### EXERCISE DESCRIPTION
How many lines in the listing contain the word "data"? Reply with the number alone.

'''

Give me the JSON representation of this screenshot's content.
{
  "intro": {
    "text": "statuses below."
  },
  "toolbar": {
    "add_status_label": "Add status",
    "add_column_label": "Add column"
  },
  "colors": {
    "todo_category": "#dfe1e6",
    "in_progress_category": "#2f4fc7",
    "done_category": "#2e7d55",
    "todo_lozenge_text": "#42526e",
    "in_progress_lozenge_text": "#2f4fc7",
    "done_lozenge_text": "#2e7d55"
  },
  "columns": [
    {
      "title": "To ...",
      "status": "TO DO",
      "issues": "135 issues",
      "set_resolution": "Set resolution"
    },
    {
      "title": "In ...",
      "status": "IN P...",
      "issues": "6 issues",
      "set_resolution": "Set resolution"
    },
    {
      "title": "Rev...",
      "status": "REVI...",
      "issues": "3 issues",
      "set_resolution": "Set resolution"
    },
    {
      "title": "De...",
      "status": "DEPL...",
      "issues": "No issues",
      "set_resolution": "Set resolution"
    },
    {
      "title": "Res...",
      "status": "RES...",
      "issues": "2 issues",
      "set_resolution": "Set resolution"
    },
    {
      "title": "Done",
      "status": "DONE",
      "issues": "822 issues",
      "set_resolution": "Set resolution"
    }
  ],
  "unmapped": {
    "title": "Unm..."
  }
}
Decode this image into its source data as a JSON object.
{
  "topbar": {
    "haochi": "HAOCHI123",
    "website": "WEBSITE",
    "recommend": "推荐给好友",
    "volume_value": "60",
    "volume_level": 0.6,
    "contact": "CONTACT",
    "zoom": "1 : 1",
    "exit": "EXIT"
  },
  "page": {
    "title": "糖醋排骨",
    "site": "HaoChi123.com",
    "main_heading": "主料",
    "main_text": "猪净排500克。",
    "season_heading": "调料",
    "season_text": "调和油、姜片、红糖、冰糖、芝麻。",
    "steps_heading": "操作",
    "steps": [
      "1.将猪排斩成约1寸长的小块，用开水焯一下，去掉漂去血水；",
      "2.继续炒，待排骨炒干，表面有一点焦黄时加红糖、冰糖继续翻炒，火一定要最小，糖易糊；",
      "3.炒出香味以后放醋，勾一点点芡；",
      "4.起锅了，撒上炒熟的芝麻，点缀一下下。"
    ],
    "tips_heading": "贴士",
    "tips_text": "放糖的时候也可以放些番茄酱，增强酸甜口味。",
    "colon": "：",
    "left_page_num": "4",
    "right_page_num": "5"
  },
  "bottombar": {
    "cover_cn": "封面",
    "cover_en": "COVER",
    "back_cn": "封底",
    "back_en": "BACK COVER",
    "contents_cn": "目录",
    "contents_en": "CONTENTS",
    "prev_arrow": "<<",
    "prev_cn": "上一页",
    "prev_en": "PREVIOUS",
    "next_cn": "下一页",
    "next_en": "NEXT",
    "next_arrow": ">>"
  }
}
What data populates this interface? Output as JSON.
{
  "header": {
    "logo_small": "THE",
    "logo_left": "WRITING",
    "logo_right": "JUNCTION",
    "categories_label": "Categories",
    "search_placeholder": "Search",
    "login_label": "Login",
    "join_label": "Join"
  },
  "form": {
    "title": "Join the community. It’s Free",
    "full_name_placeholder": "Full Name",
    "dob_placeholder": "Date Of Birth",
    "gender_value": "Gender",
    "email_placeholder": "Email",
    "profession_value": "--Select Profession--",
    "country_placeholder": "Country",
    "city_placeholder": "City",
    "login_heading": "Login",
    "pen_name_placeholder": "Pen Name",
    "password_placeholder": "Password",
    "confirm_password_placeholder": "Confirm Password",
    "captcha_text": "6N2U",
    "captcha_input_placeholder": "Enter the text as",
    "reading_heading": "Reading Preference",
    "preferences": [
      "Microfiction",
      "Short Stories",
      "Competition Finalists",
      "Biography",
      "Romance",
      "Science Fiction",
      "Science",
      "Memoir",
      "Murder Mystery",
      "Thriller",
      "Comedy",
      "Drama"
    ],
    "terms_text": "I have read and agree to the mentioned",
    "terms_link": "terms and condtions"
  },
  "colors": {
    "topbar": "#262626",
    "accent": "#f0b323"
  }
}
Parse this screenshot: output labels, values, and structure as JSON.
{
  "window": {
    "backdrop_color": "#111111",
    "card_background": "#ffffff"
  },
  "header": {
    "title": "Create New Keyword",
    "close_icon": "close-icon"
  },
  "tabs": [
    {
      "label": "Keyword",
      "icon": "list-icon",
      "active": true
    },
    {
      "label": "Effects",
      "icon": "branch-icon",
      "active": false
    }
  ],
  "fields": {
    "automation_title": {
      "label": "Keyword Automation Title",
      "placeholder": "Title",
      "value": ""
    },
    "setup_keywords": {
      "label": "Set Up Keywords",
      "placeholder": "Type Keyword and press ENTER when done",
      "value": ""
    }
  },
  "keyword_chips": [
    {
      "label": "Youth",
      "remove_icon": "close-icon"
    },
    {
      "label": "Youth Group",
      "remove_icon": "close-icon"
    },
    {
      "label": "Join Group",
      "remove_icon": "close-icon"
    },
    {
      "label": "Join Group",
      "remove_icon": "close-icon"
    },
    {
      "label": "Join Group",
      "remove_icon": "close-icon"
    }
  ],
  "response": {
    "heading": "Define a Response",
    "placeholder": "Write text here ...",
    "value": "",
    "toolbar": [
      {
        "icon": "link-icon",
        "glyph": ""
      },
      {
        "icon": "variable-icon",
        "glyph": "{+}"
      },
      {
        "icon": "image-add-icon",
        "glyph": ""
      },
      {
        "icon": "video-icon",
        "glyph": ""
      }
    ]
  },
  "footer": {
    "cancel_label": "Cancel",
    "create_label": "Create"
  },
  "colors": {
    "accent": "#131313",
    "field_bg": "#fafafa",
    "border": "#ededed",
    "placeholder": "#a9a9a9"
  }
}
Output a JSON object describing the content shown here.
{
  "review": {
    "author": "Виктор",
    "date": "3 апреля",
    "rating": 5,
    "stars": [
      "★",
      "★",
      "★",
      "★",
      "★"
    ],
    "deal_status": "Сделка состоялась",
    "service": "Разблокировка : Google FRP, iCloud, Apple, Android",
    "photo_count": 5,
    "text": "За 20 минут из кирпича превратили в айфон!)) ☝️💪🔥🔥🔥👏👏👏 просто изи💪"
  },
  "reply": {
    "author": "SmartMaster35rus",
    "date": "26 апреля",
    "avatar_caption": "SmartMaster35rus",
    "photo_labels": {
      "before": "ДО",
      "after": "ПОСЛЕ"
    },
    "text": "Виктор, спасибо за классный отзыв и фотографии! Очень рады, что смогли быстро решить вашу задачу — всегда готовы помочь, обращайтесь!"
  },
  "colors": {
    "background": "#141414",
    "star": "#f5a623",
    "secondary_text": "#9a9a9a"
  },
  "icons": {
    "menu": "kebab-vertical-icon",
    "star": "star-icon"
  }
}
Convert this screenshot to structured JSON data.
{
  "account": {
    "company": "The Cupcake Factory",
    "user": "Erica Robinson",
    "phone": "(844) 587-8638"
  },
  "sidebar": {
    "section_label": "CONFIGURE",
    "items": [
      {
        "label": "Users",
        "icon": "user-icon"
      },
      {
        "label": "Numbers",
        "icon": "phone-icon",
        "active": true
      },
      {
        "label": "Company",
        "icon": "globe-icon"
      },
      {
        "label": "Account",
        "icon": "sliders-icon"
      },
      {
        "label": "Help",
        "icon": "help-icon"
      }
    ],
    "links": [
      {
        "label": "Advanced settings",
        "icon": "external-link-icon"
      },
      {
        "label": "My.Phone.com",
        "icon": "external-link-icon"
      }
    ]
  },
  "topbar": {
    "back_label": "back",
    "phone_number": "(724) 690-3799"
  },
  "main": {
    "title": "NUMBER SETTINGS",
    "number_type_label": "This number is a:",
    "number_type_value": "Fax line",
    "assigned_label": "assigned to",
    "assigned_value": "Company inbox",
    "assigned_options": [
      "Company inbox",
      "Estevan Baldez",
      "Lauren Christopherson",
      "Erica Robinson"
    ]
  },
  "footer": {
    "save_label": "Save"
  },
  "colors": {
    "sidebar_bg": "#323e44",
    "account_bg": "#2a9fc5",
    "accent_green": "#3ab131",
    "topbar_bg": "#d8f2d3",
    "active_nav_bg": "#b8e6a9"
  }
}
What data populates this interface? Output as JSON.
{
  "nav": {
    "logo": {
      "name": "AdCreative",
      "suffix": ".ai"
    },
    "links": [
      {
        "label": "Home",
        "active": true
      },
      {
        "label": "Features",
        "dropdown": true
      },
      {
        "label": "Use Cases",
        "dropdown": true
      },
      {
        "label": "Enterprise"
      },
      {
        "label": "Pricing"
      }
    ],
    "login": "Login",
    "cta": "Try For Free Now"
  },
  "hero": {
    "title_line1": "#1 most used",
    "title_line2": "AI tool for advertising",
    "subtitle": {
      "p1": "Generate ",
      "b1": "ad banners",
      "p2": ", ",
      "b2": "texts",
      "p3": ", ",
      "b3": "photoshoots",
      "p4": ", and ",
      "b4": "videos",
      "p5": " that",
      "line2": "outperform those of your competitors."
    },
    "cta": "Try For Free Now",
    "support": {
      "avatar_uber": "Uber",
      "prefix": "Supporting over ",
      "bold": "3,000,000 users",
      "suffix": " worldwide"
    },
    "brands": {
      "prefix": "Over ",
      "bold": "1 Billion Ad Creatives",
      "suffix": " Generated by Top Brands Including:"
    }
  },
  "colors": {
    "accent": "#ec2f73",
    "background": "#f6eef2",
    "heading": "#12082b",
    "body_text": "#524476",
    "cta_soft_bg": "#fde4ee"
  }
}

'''

### SOLUTION TO THIS TASK
4